As much as I love sesame noodles, though, they don’t truly love me back. Carbs on fat on carbs is delish (it’s my favorite, let’s be honest), but doesn’t look so good when you have a slinky recital dress to fit into. So, I decided to make my own version of this amazing dish using an ingredient that is brand new for me:
I loooove risotto.
I love making risotto, I love eating risotto, and I love talking about how much I love making and eating risotto. I love everything. About. Risotto.
One of risotto’s many virtues is how easy it is to make, yet how fancy it pretends to be. The hardest thing about it is not getting bored while you sit there stirring it constantly. It’s perfect for the holidays just for that reason, because you can make it for a bunch of guests and pretend you’re a super fancy chef. For best results, serve your risotto to your guests with a slightly affected tone: “Our next cooourse is going to be a rather SCRUMPTIOUS rrrrrisOo0o0oHto with a touch of young spinach and pah-meZZAHN. I would NEVER have time to make this nooooormally, you see, I simply spent HOURS over the stove and NEARLY broke into a sweat, but FOR YOU my dahlings, I WILL stand and LITCH-RALLY watch liquid evaporate! Hah hah, we are having SUCH FUN, aren’t we?!”

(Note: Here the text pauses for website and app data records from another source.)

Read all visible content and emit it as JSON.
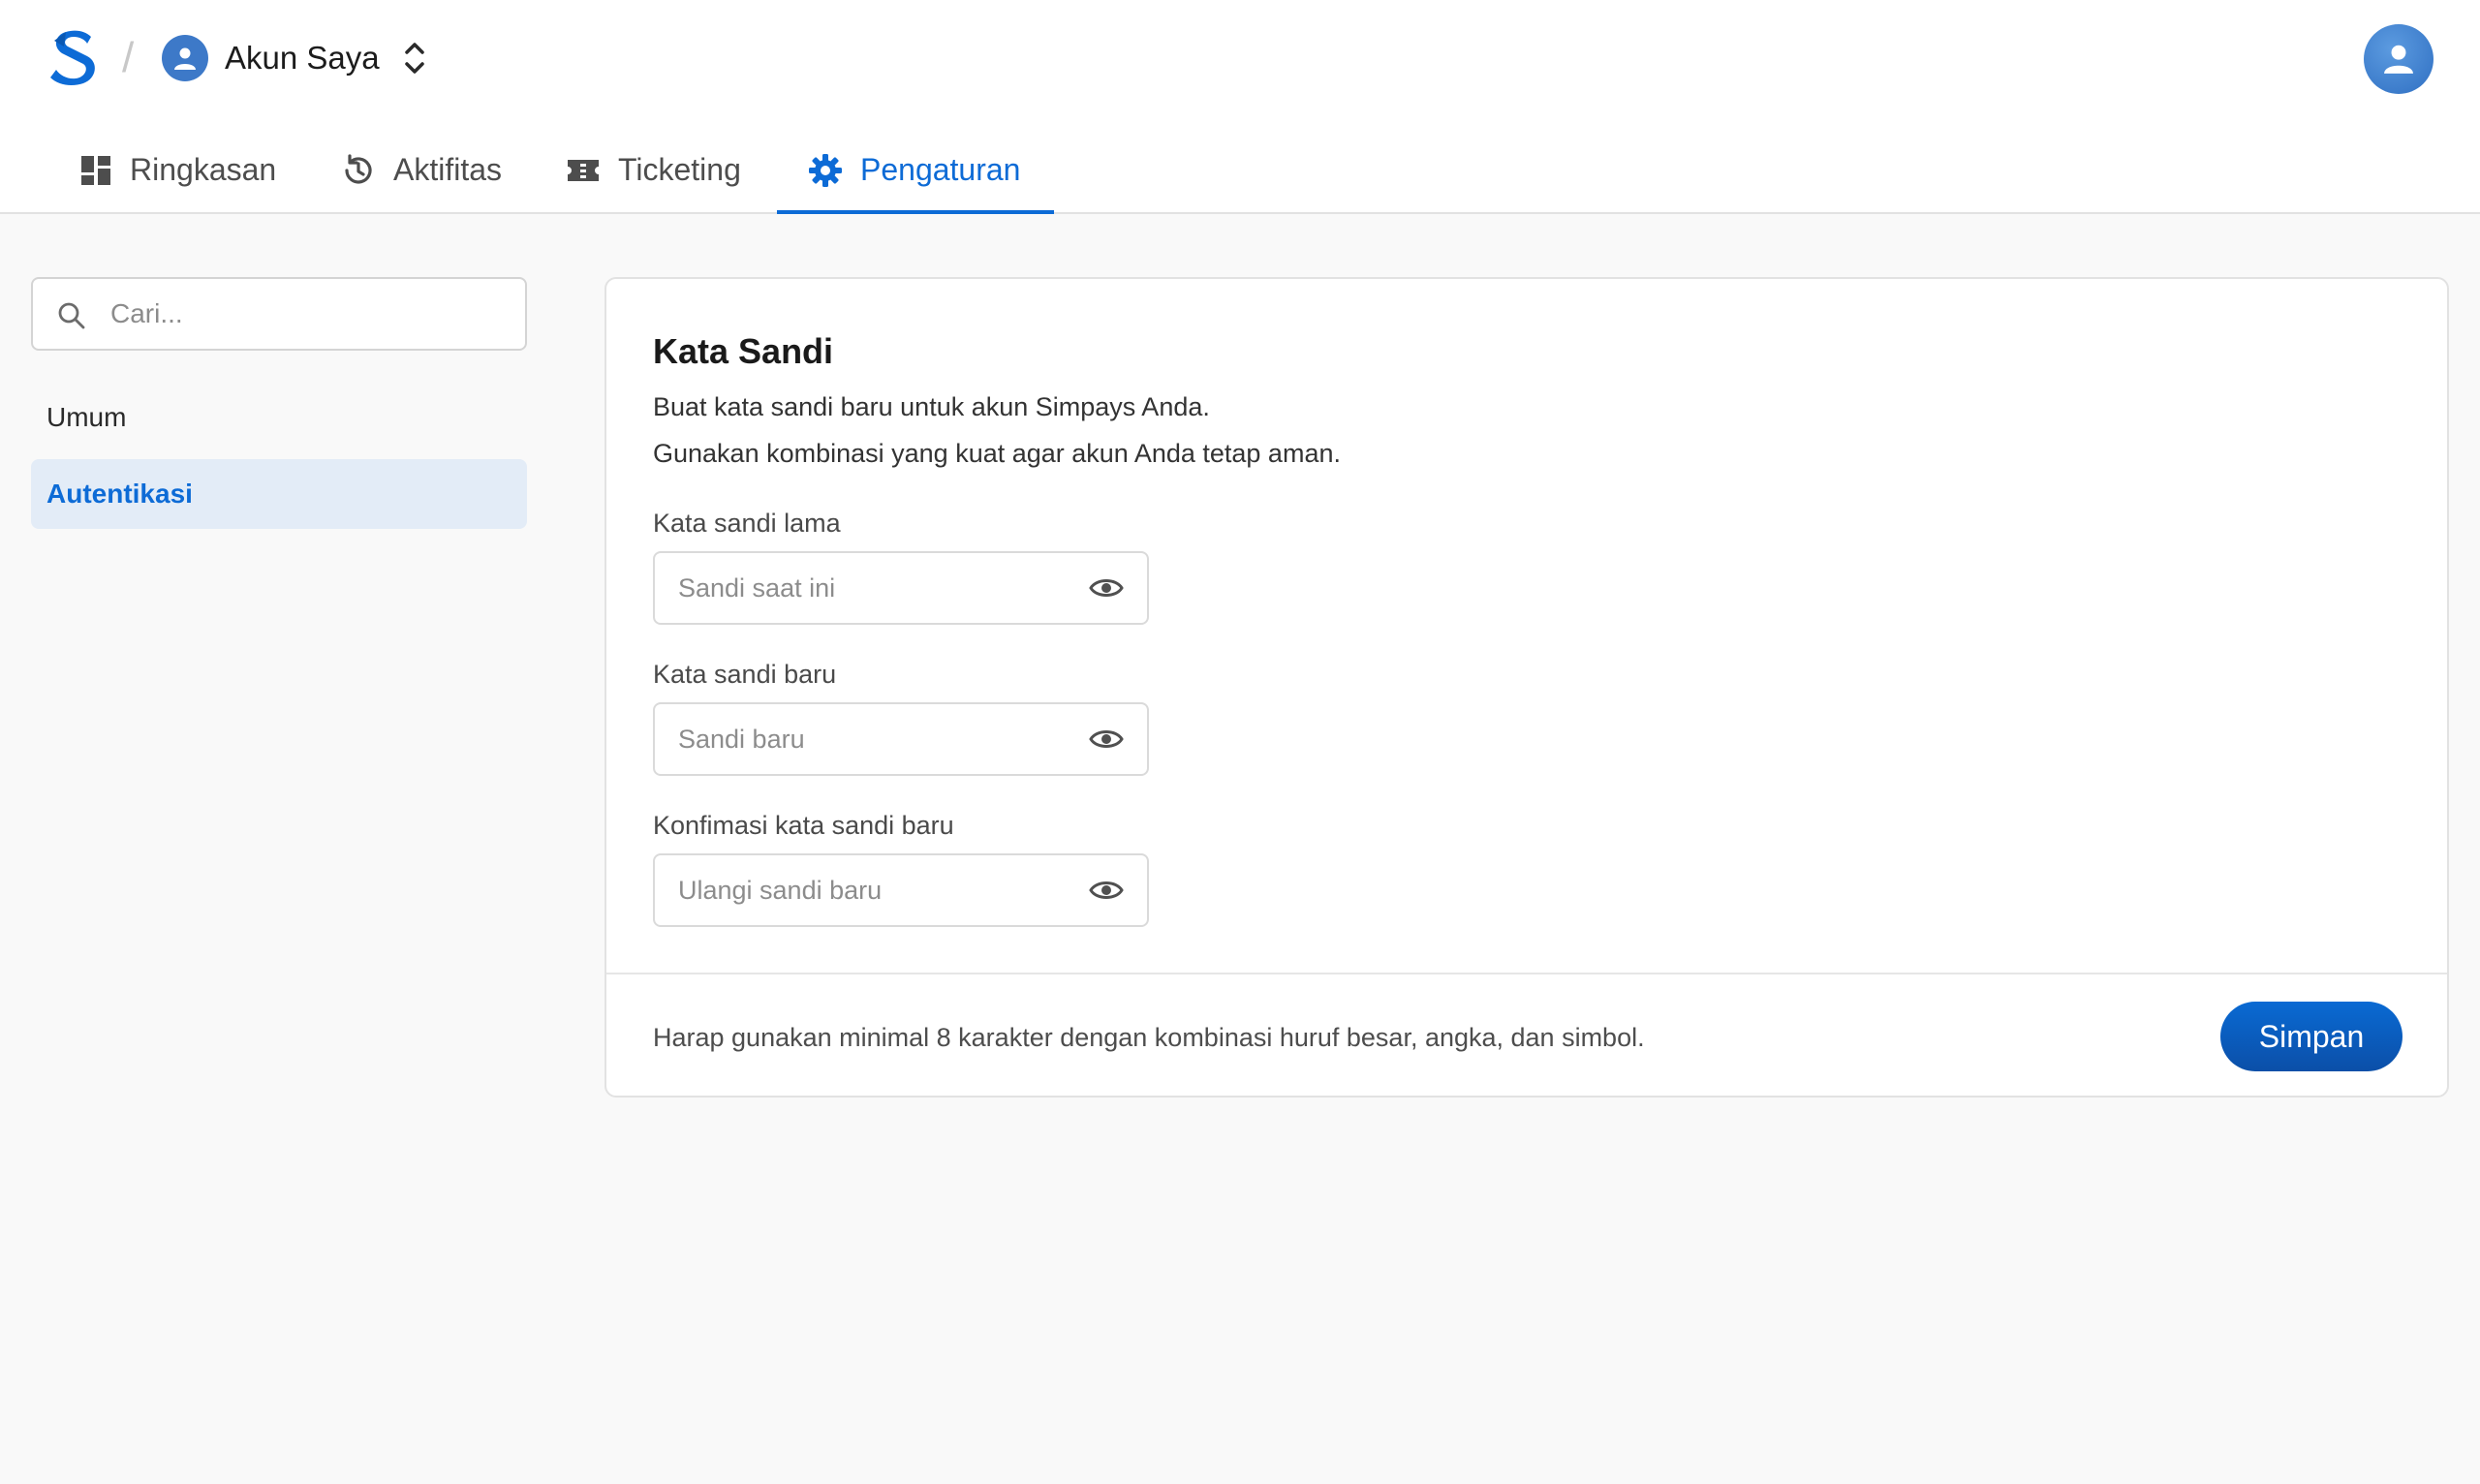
{
  "header": {
    "separator": "/",
    "account_name": "Akun Saya"
  },
  "tabs": [
    {
      "label": "Ringkasan",
      "icon": "dashboard-icon"
    },
    {
      "label": "Aktifitas",
      "icon": "history-icon"
    },
    {
      "label": "Ticketing",
      "icon": "ticket-icon"
    },
    {
      "label": "Pengaturan",
      "icon": "gear-icon",
      "active": true
    }
  ],
  "sidebar": {
    "search_placeholder": "Cari...",
    "items": [
      {
        "label": "Umum"
      },
      {
        "label": "Autentikasi",
        "active": true
      }
    ]
  },
  "card": {
    "title": "Kata Sandi",
    "desc_line1": "Buat kata sandi baru untuk akun Simpays Anda.",
    "desc_line2": "Gunakan kombinasi yang kuat agar akun Anda tetap aman.",
    "fields": [
      {
        "label": "Kata sandi lama",
        "placeholder": "Sandi saat ini",
        "value": ""
      },
      {
        "label": "Kata sandi baru",
        "placeholder": "Sandi baru",
        "value": ""
      },
      {
        "label": "Konfimasi kata sandi baru",
        "placeholder": "Ulangi sandi baru",
        "value": ""
      }
    ],
    "hint": "Harap gunakan minimal 8 karakter dengan kombinasi huruf besar, angka, dan simbol.",
    "save_label": "Simpan"
  },
  "colors": {
    "accent": "#0d6bd6",
    "active_bg": "#e3ecf7",
    "page_bg": "#f9f9f9"
  }
}
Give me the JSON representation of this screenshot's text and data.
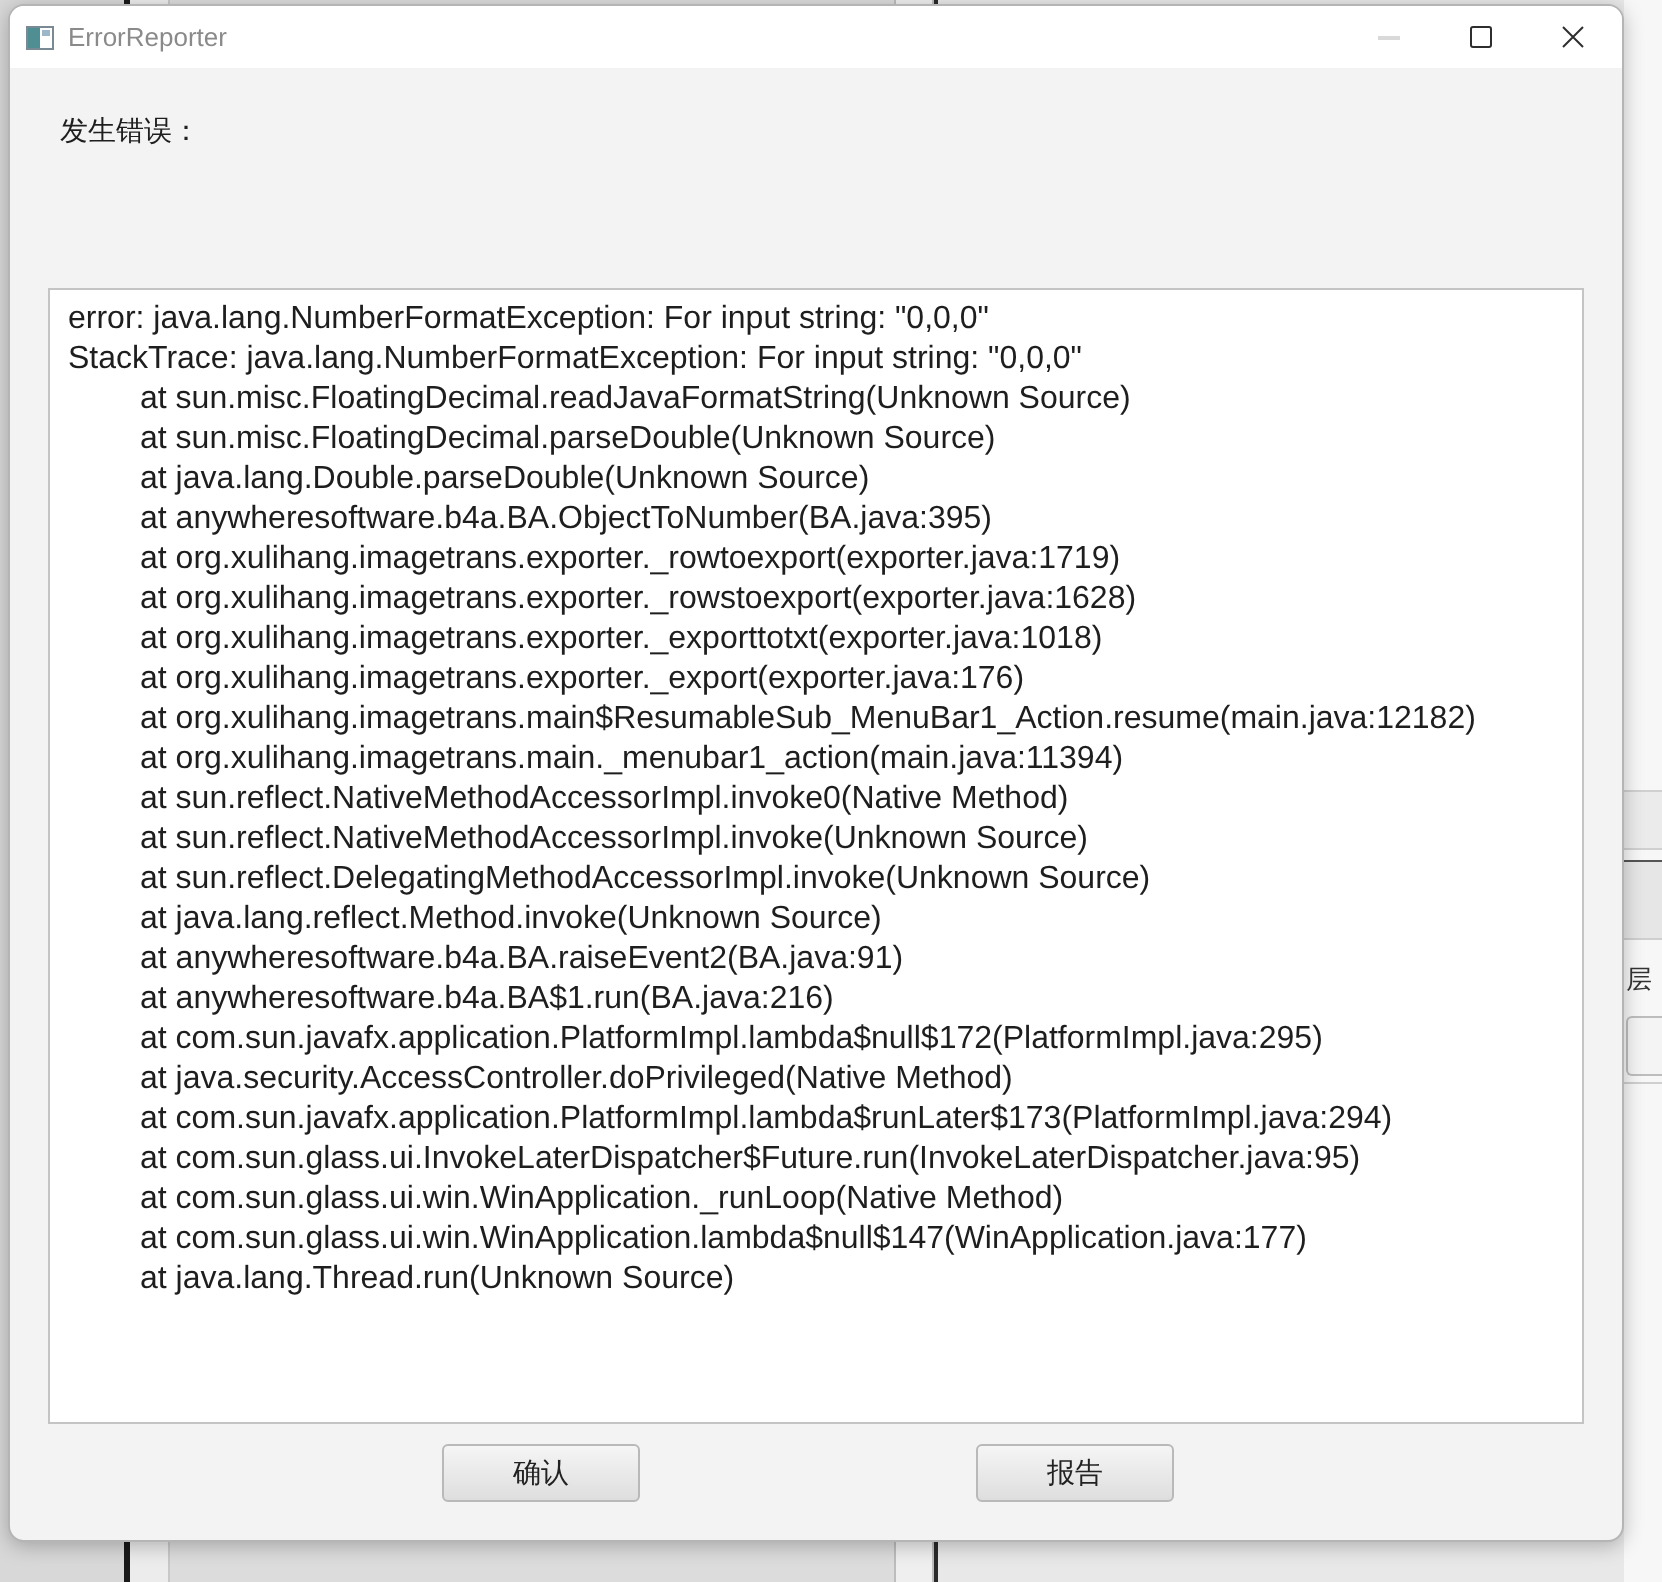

Okay, so maybe don’t really do that if you’d like your friends to stay long enough to eat your risotto. And definitely don’t reveal to your guests that you basically just made them high-maintenance rice. But DO consider making this recipe for your next party, especially if you have guests who are trying to be more carb-conscious.